* **ACTIVITY**
Leave every picture out. Set down all the lines below exactly.

* **GIVEN INFORMATION**
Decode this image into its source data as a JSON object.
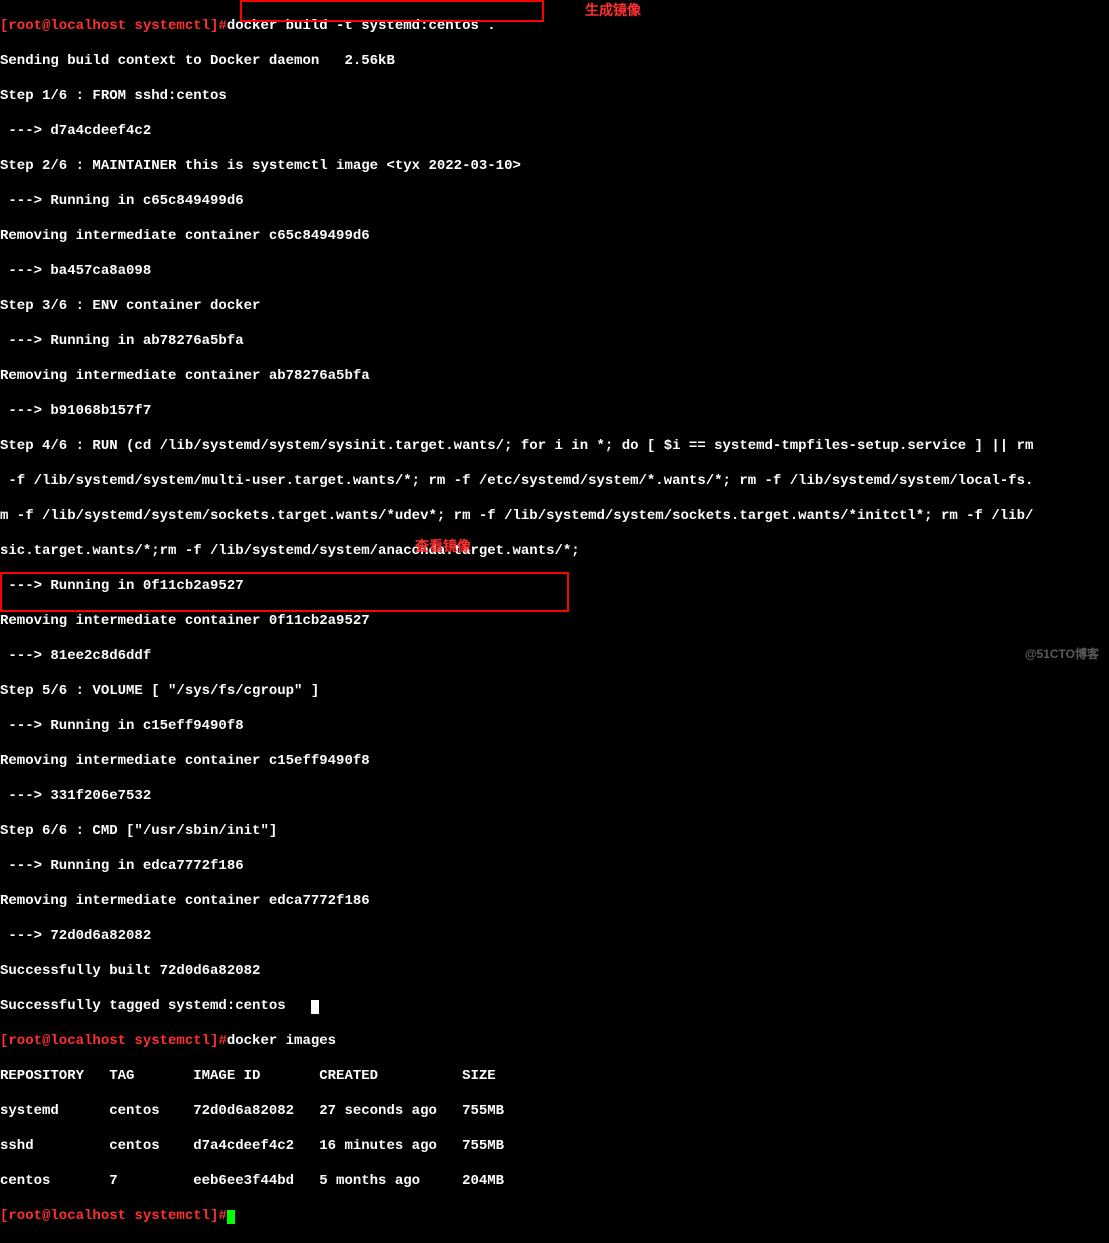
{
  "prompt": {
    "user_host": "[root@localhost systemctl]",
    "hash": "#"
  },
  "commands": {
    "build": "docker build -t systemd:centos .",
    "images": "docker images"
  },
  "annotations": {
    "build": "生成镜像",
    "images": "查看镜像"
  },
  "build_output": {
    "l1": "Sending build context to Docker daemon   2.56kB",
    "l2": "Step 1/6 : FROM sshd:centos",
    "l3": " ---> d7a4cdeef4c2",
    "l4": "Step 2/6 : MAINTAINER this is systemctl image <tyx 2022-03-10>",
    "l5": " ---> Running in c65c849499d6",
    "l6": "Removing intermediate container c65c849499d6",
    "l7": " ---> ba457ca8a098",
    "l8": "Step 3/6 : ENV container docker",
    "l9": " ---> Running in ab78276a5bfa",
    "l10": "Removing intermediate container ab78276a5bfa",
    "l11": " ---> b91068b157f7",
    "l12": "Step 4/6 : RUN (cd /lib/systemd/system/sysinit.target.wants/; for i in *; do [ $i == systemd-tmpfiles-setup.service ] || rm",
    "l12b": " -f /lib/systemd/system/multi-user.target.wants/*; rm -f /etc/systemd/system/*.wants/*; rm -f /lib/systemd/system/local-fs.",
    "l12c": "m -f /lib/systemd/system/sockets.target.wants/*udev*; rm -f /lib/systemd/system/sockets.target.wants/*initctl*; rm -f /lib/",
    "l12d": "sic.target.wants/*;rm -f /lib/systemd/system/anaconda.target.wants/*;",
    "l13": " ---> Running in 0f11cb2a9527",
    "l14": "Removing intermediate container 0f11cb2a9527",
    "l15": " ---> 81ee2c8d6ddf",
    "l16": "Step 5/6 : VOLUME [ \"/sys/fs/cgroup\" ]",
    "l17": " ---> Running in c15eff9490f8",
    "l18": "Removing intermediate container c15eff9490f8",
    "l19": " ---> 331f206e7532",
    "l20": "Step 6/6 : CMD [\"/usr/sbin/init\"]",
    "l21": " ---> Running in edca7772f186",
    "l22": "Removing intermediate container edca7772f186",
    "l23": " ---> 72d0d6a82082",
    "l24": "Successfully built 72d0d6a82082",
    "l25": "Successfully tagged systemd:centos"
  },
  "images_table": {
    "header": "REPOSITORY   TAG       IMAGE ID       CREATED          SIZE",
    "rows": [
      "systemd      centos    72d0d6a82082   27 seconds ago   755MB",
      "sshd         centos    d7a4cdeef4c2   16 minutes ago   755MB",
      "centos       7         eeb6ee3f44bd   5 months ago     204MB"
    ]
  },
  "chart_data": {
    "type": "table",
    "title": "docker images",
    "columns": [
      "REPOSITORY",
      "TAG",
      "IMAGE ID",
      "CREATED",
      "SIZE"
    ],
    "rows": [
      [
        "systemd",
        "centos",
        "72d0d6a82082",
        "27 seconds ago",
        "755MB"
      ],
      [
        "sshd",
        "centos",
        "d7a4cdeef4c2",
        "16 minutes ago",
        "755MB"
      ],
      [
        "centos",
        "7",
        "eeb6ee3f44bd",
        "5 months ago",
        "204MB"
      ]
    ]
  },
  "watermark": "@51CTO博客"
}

* **RESPONSE**
Decode this image into its source data as a JSON object.
{
  "prompt": {
    "user_host": "[root@localhost systemctl]",
    "hash": "#"
  },
  "commands": {
    "build": "docker build -t systemd:centos .",
    "images": "docker images"
  },
  "annotations": {
    "build": "生成镜像",
    "images": "查看镜像"
  },
  "build_output": {
    "l1": "Sending build context to Docker daemon   2.56kB",
    "l2": "Step 1/6 : FROM sshd:centos",
    "l3": " ---> d7a4cdeef4c2",
    "l4": "Step 2/6 : MAINTAINER this is systemctl image <tyx 2022-03-10>",
    "l5": " ---> Running in c65c849499d6",
    "l6": "Removing intermediate container c65c849499d6",
    "l7": " ---> ba457ca8a098",
    "l8": "Step 3/6 : ENV container docker",
    "l9": " ---> Running in ab78276a5bfa",
    "l10": "Removing intermediate container ab78276a5bfa",
    "l11": " ---> b91068b157f7",
    "l12": "Step 4/6 : RUN (cd /lib/systemd/system/sysinit.target.wants/; for i in *; do [ $i == systemd-tmpfiles-setup.service ] || rm",
    "l12b": " -f /lib/systemd/system/multi-user.target.wants/*; rm -f /etc/systemd/system/*.wants/*; rm -f /lib/systemd/system/local-fs.",
    "l12c": "m -f /lib/systemd/system/sockets.target.wants/*udev*; rm -f /lib/systemd/system/sockets.target.wants/*initctl*; rm -f /lib/",
    "l12d": "sic.target.wants/*;rm -f /lib/systemd/system/anaconda.target.wants/*;",
    "l13": " ---> Running in 0f11cb2a9527",
    "l14": "Removing intermediate container 0f11cb2a9527",
    "l15": " ---> 81ee2c8d6ddf",
    "l16": "Step 5/6 : VOLUME [ \"/sys/fs/cgroup\" ]",
    "l17": " ---> Running in c15eff9490f8",
    "l18": "Removing intermediate container c15eff9490f8",
    "l19": " ---> 331f206e7532",
    "l20": "Step 6/6 : CMD [\"/usr/sbin/init\"]",
    "l21": " ---> Running in edca7772f186",
    "l22": "Removing intermediate container edca7772f186",
    "l23": " ---> 72d0d6a82082",
    "l24": "Successfully built 72d0d6a82082",
    "l25": "Successfully tagged systemd:centos"
  },
  "images_table": {
    "header": "REPOSITORY   TAG       IMAGE ID       CREATED          SIZE",
    "rows": [
      "systemd      centos    72d0d6a82082   27 seconds ago   755MB",
      "sshd         centos    d7a4cdeef4c2   16 minutes ago   755MB",
      "centos       7         eeb6ee3f44bd   5 months ago     204MB"
    ]
  },
  "chart_data": {
    "type": "table",
    "title": "docker images",
    "columns": [
      "REPOSITORY",
      "TAG",
      "IMAGE ID",
      "CREATED",
      "SIZE"
    ],
    "rows": [
      [
        "systemd",
        "centos",
        "72d0d6a82082",
        "27 seconds ago",
        "755MB"
      ],
      [
        "sshd",
        "centos",
        "d7a4cdeef4c2",
        "16 minutes ago",
        "755MB"
      ],
      [
        "centos",
        "7",
        "eeb6ee3f44bd",
        "5 months ago",
        "204MB"
      ]
    ]
  },
  "watermark": "@51CTO博客"
}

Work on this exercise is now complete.